INSTRUCTIONS TO FOLLOW:
Can you find the lines of the listing that include "اطلاعات" and copy every one?

LISTED ENTRIES:
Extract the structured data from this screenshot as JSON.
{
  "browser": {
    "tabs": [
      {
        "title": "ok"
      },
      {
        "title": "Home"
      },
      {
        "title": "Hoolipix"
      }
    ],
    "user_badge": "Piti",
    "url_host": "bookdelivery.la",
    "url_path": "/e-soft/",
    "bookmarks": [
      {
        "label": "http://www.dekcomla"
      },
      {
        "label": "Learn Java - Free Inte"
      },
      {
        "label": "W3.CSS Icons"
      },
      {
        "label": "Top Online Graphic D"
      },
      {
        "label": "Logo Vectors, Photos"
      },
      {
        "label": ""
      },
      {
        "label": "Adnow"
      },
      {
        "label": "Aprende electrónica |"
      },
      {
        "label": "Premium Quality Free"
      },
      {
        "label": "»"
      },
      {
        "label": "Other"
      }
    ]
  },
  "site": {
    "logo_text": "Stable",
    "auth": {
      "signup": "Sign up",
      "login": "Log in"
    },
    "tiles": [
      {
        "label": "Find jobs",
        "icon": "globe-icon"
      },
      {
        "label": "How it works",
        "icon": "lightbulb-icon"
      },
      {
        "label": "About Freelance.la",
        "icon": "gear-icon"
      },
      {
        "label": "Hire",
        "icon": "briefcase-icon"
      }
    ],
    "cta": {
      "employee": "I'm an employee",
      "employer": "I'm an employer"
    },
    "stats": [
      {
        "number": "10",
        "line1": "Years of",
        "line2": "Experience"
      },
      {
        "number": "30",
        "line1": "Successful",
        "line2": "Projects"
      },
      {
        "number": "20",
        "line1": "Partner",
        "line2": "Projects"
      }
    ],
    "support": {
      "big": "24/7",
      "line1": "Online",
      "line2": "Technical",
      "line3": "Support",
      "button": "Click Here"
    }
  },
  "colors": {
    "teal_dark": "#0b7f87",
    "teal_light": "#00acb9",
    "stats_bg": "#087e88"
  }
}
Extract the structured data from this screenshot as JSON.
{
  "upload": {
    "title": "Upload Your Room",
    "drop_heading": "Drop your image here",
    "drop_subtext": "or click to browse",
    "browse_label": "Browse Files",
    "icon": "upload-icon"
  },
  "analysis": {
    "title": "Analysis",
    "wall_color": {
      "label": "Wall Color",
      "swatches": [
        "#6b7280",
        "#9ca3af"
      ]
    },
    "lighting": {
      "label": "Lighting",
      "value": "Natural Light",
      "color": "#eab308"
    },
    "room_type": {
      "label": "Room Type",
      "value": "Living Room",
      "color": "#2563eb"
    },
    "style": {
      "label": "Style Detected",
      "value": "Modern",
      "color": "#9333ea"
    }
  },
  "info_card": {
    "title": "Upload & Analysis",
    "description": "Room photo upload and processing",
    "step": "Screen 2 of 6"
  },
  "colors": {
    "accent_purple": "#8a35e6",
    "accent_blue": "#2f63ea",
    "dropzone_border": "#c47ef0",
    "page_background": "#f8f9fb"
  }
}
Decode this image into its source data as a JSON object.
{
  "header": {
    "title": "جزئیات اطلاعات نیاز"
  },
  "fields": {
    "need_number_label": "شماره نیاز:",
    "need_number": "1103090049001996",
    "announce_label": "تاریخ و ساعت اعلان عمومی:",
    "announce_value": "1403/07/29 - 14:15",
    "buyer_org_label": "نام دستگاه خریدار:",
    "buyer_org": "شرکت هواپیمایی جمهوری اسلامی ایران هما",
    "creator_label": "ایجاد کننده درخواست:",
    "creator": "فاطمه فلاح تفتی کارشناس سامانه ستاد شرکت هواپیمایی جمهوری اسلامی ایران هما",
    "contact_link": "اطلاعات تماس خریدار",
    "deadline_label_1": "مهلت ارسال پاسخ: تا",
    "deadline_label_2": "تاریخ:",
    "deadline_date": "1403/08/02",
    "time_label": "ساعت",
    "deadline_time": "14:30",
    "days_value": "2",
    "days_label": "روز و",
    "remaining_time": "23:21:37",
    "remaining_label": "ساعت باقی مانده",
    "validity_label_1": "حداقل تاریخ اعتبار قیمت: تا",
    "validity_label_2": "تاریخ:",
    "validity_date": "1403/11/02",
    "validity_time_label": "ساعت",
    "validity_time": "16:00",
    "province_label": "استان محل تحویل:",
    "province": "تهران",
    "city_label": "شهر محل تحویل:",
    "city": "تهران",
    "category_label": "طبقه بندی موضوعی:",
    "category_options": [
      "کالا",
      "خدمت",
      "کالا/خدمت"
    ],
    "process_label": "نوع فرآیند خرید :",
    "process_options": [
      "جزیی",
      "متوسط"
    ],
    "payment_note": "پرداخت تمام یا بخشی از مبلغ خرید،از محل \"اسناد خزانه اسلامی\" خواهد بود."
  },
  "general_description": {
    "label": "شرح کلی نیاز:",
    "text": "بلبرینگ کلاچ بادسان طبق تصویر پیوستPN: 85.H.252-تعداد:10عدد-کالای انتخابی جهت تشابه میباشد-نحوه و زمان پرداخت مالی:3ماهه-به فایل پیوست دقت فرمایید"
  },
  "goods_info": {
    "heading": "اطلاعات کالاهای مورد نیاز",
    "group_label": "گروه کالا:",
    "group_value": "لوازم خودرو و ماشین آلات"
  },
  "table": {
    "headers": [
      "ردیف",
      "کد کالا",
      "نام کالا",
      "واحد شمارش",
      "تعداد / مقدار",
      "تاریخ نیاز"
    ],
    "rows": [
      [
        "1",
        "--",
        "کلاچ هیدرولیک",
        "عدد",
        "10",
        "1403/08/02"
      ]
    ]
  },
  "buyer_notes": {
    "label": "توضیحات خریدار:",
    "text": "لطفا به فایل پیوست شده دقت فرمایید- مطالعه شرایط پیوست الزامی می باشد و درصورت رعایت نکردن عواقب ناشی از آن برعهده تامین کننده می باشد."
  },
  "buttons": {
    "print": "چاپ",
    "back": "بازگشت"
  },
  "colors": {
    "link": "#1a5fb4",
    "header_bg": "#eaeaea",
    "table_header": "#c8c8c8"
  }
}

EXERCISE ANSWER:
    "title": "جزئیات اطلاعات نیاز"
    "contact_link": "اطلاعات تماس خریدار",
    "heading": "اطلاعات کالاهای مورد نیاز",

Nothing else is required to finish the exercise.